• **The task**
Every entry should be duplicated verbatim, and no picture may appear in the copy.

----------------------------------------

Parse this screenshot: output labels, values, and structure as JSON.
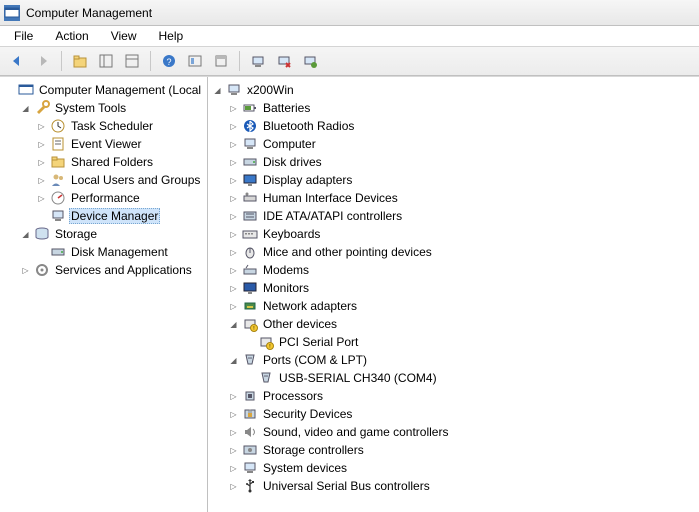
{
  "window": {
    "title": "Computer Management"
  },
  "menu": {
    "file": "File",
    "action": "Action",
    "view": "View",
    "help": "Help"
  },
  "left_tree": {
    "root": "Computer Management (Local",
    "system_tools": "System Tools",
    "task_scheduler": "Task Scheduler",
    "event_viewer": "Event Viewer",
    "shared_folders": "Shared Folders",
    "local_users": "Local Users and Groups",
    "performance": "Performance",
    "device_manager": "Device Manager",
    "storage": "Storage",
    "disk_management": "Disk Management",
    "services_apps": "Services and Applications"
  },
  "right_tree": {
    "computer": "x200Win",
    "batteries": "Batteries",
    "bluetooth": "Bluetooth Radios",
    "computer_cat": "Computer",
    "disk_drives": "Disk drives",
    "display_adapters": "Display adapters",
    "hid": "Human Interface Devices",
    "ide": "IDE ATA/ATAPI controllers",
    "keyboards": "Keyboards",
    "mice": "Mice and other pointing devices",
    "modems": "Modems",
    "monitors": "Monitors",
    "network": "Network adapters",
    "other_devices": "Other devices",
    "pci_serial": "PCI Serial Port",
    "ports": "Ports (COM & LPT)",
    "usb_serial_ch340": "USB-SERIAL CH340 (COM4)",
    "processors": "Processors",
    "security": "Security Devices",
    "sound": "Sound, video and game controllers",
    "storage_ctrl": "Storage controllers",
    "system_devices": "System devices",
    "usb": "Universal Serial Bus controllers"
  }
}
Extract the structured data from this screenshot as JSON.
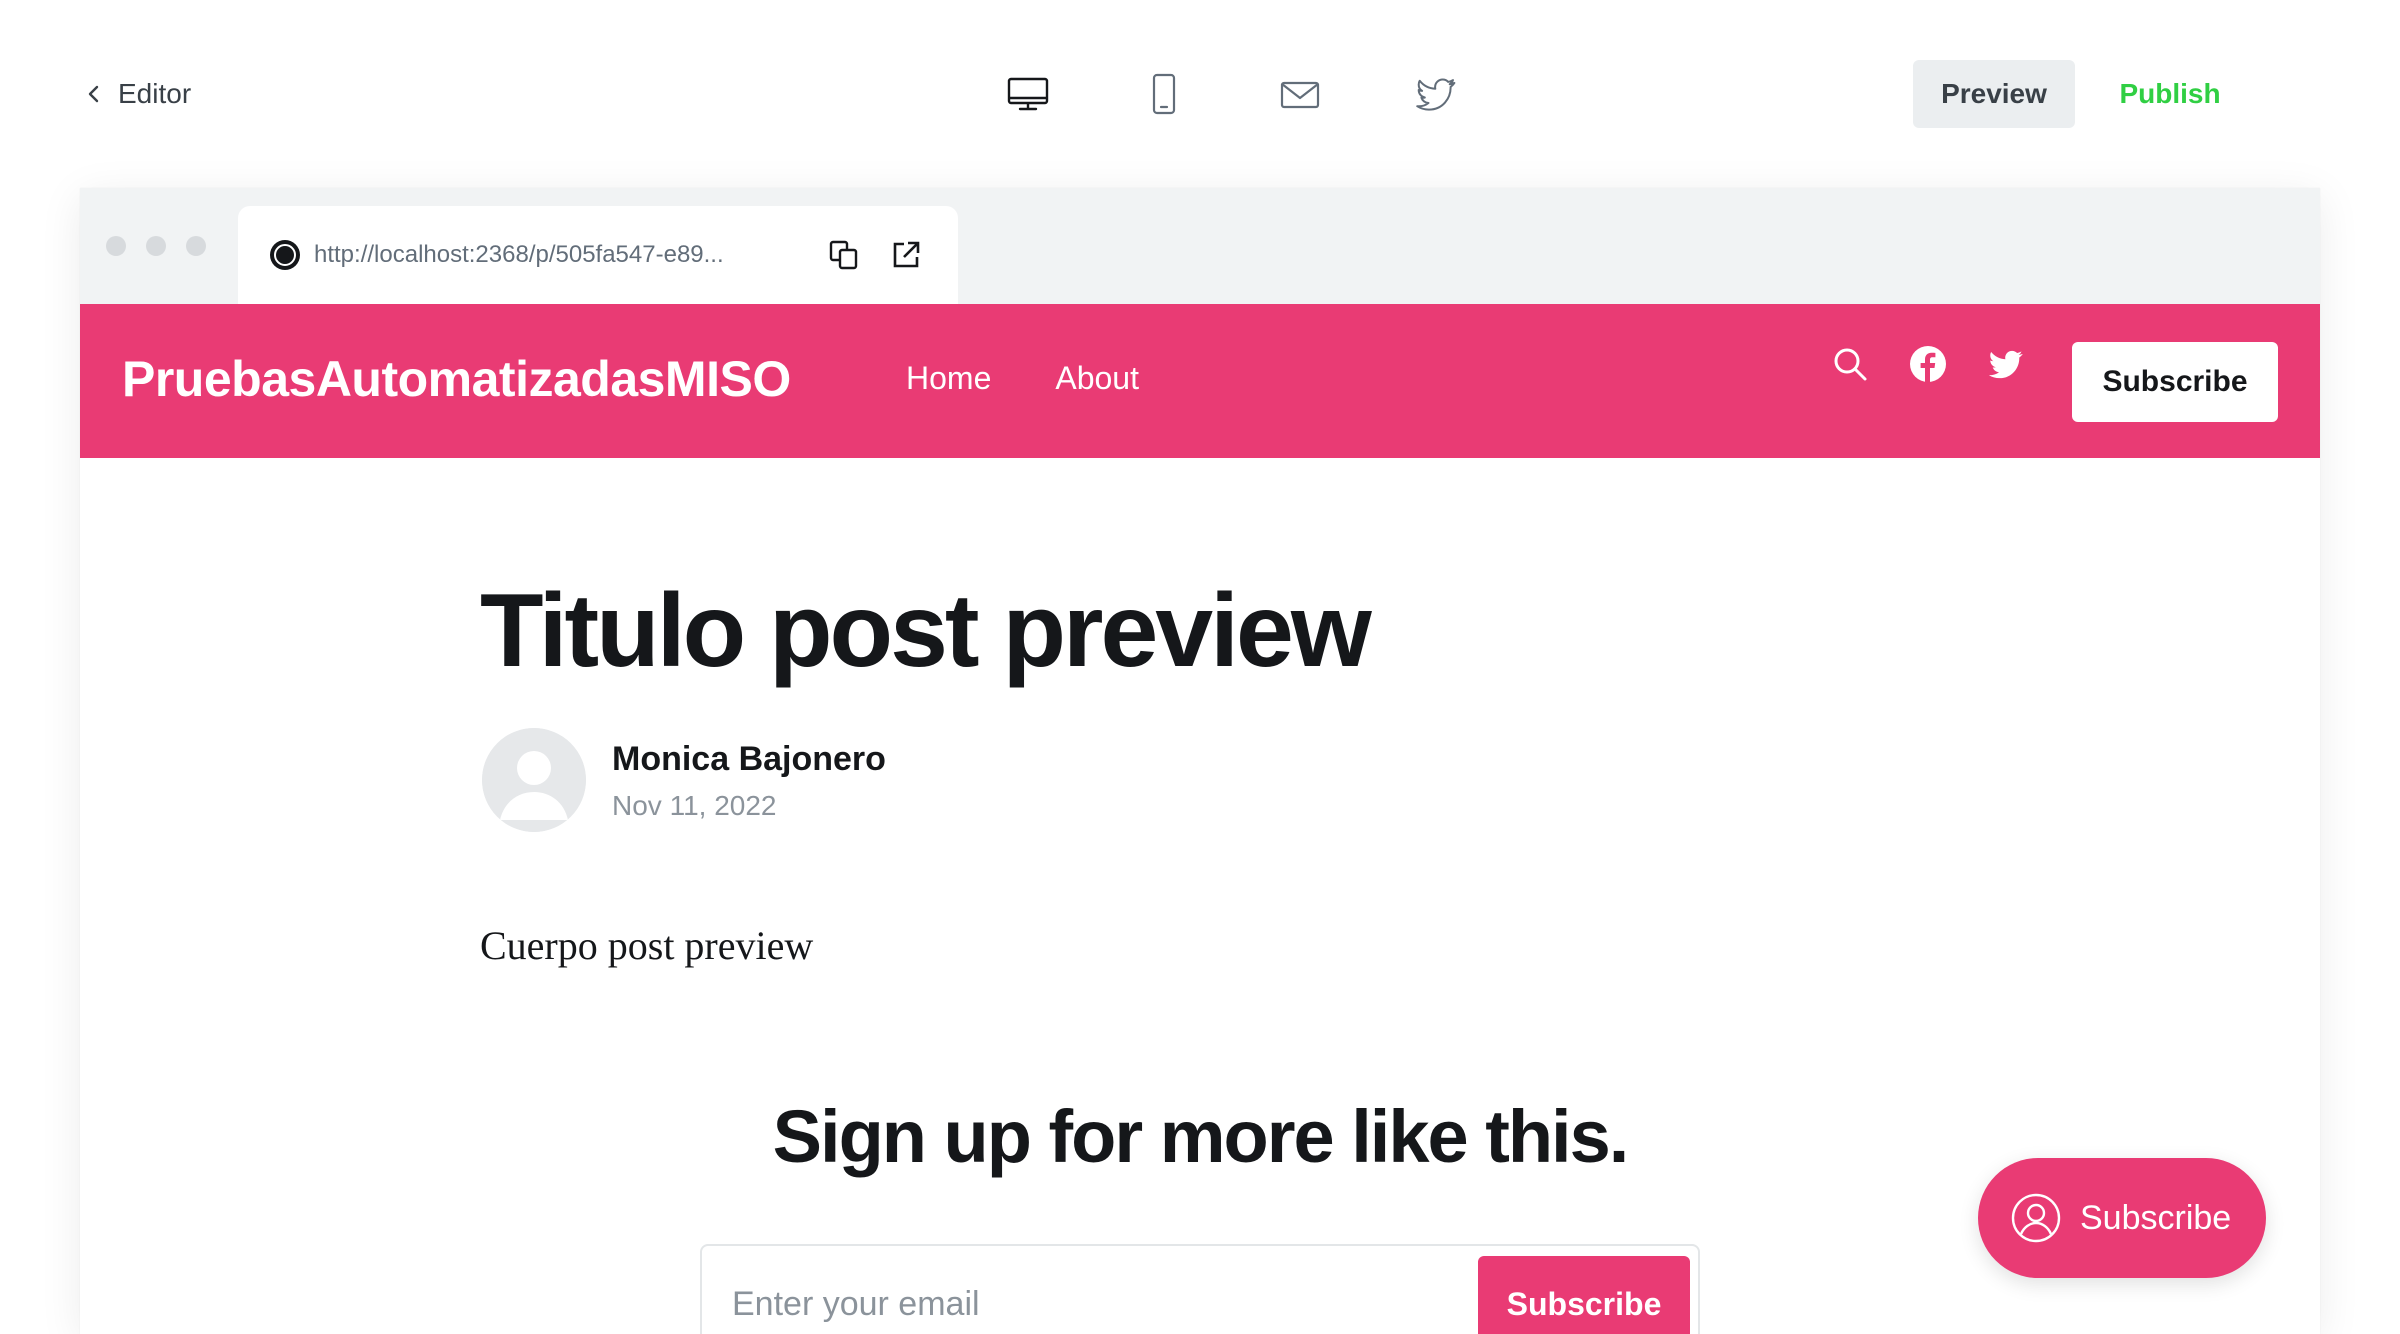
{
  "editor": {
    "back_label": "Editor",
    "preview_label": "Preview",
    "publish_label": "Publish",
    "publish_color": "#30cf43",
    "device_modes": [
      {
        "name": "desktop",
        "icon": "desktop-icon",
        "active": true
      },
      {
        "name": "mobile",
        "icon": "mobile-icon",
        "active": false
      },
      {
        "name": "email",
        "icon": "mail-icon",
        "active": false
      },
      {
        "name": "twitter",
        "icon": "twitter-icon",
        "active": false
      }
    ]
  },
  "browser": {
    "url": "http://localhost:2368/p/505fa547-e89..."
  },
  "site": {
    "accent_color": "#e93b74",
    "title": "PruebasAutomatizadasMISO",
    "nav": [
      {
        "label": "Home"
      },
      {
        "label": "About"
      }
    ],
    "header_subscribe_label": "Subscribe"
  },
  "post": {
    "title": "Titulo post preview",
    "author": "Monica Bajonero",
    "date": "Nov 11, 2022",
    "body": "Cuerpo post preview"
  },
  "signup": {
    "heading": "Sign up for more like this.",
    "email_placeholder": "Enter your email",
    "button_label": "Subscribe"
  },
  "floating_subscribe": {
    "label": "Subscribe"
  }
}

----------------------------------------

• **Problem solution**
Parse this screenshot: output labels, values, and structure as JSON.
{
  "window": {
    "title": "Computer Management"
  },
  "menu": {
    "file": "File",
    "action": "Action",
    "view": "View",
    "help": "Help"
  },
  "left_tree": {
    "root": "Computer Management (Local",
    "system_tools": "System Tools",
    "task_scheduler": "Task Scheduler",
    "event_viewer": "Event Viewer",
    "shared_folders": "Shared Folders",
    "local_users": "Local Users and Groups",
    "performance": "Performance",
    "device_manager": "Device Manager",
    "storage": "Storage",
    "disk_management": "Disk Management",
    "services_apps": "Services and Applications"
  },
  "right_tree": {
    "computer": "x200Win",
    "batteries": "Batteries",
    "bluetooth": "Bluetooth Radios",
    "computer_cat": "Computer",
    "disk_drives": "Disk drives",
    "display_adapters": "Display adapters",
    "hid": "Human Interface Devices",
    "ide": "IDE ATA/ATAPI controllers",
    "keyboards": "Keyboards",
    "mice": "Mice and other pointing devices",
    "modems": "Modems",
    "monitors": "Monitors",
    "network": "Network adapters",
    "other_devices": "Other devices",
    "pci_serial": "PCI Serial Port",
    "ports": "Ports (COM & LPT)",
    "usb_serial_ch340": "USB-SERIAL CH340 (COM4)",
    "processors": "Processors",
    "security": "Security Devices",
    "sound": "Sound, video and game controllers",
    "storage_ctrl": "Storage controllers",
    "system_devices": "System devices",
    "usb": "Universal Serial Bus controllers"
  }
}
Extract the structured data from this screenshot as JSON.
{
  "editor": {
    "back_label": "Editor",
    "preview_label": "Preview",
    "publish_label": "Publish",
    "publish_color": "#30cf43",
    "device_modes": [
      {
        "name": "desktop",
        "icon": "desktop-icon",
        "active": true
      },
      {
        "name": "mobile",
        "icon": "mobile-icon",
        "active": false
      },
      {
        "name": "email",
        "icon": "mail-icon",
        "active": false
      },
      {
        "name": "twitter",
        "icon": "twitter-icon",
        "active": false
      }
    ]
  },
  "browser": {
    "url": "http://localhost:2368/p/505fa547-e89..."
  },
  "site": {
    "accent_color": "#e93b74",
    "title": "PruebasAutomatizadasMISO",
    "nav": [
      {
        "label": "Home"
      },
      {
        "label": "About"
      }
    ],
    "header_subscribe_label": "Subscribe"
  },
  "post": {
    "title": "Titulo post preview",
    "author": "Monica Bajonero",
    "date": "Nov 11, 2022",
    "body": "Cuerpo post preview"
  },
  "signup": {
    "heading": "Sign up for more like this.",
    "email_placeholder": "Enter your email",
    "button_label": "Subscribe"
  },
  "floating_subscribe": {
    "label": "Subscribe"
  }
}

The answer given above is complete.